### Information supplied
Start of Block
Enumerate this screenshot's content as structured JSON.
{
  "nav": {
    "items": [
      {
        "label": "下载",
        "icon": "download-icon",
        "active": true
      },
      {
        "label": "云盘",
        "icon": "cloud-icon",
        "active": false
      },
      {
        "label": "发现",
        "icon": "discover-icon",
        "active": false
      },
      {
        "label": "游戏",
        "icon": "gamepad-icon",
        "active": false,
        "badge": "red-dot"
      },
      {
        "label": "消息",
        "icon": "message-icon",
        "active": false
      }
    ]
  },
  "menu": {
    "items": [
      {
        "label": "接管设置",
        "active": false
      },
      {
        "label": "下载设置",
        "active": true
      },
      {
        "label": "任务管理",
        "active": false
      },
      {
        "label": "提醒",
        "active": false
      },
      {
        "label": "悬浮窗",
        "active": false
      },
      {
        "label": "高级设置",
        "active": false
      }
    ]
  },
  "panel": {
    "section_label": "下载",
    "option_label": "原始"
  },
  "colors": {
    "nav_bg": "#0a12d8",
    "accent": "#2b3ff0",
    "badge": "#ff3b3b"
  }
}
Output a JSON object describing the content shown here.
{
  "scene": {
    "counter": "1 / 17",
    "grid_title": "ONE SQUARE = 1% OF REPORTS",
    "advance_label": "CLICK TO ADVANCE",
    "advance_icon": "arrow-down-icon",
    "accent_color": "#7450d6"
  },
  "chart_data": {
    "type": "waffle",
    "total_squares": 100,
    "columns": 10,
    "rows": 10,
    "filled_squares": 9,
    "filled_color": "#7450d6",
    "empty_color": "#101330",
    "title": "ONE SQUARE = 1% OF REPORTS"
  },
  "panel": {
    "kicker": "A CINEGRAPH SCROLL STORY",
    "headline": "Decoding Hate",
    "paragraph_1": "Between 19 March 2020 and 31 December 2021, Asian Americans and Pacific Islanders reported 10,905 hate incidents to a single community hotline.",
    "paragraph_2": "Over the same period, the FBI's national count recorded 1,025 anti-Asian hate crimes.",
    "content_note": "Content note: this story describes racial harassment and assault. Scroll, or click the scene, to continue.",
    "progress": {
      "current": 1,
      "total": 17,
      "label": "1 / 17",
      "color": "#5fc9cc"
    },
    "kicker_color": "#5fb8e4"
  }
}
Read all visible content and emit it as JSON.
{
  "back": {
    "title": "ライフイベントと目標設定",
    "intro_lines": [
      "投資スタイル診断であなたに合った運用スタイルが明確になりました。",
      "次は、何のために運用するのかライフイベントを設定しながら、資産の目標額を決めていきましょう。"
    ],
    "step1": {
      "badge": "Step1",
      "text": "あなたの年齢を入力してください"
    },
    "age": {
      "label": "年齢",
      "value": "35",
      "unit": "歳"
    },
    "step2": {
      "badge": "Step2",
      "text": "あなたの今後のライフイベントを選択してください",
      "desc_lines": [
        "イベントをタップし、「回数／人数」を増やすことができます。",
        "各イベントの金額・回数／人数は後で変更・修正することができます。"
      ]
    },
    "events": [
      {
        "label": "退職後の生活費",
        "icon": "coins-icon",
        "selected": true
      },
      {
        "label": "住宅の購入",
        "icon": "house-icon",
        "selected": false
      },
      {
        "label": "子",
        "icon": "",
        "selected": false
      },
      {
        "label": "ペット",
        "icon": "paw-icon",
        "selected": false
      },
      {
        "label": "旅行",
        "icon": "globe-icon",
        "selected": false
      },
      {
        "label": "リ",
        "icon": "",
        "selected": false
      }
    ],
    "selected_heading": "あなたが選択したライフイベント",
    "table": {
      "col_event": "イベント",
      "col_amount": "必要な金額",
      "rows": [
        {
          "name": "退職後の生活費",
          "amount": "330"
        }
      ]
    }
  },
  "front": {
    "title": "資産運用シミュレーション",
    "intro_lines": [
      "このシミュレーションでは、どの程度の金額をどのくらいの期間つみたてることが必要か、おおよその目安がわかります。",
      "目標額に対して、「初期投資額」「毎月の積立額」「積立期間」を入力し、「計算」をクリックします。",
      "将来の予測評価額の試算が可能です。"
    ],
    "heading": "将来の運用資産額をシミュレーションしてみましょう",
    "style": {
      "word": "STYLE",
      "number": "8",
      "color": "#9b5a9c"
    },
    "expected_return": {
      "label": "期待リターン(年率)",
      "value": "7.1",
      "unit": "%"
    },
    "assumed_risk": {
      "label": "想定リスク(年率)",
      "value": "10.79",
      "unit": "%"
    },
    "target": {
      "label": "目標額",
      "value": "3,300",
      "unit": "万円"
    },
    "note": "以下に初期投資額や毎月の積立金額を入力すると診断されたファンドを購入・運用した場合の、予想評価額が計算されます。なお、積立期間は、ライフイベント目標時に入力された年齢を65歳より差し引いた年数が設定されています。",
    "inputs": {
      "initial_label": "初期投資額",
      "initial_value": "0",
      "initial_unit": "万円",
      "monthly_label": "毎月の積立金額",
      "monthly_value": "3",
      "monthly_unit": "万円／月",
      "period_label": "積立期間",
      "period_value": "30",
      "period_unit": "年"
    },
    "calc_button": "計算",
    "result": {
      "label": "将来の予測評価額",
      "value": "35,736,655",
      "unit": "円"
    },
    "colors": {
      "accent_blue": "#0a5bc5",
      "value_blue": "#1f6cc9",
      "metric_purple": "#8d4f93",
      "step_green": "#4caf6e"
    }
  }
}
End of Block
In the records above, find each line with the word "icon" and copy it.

        "icon": "download-icon",
        "icon": "cloud-icon",
        "icon": "discover-icon",
        "icon": "gamepad-icon",
        "icon": "message-icon",
    "advance_icon": "arrow-down-icon",
        "icon": "coins-icon",
        "icon": "house-icon",
        "icon": "",
        "icon": "paw-icon",
        "icon": "globe-icon",
        "icon": "",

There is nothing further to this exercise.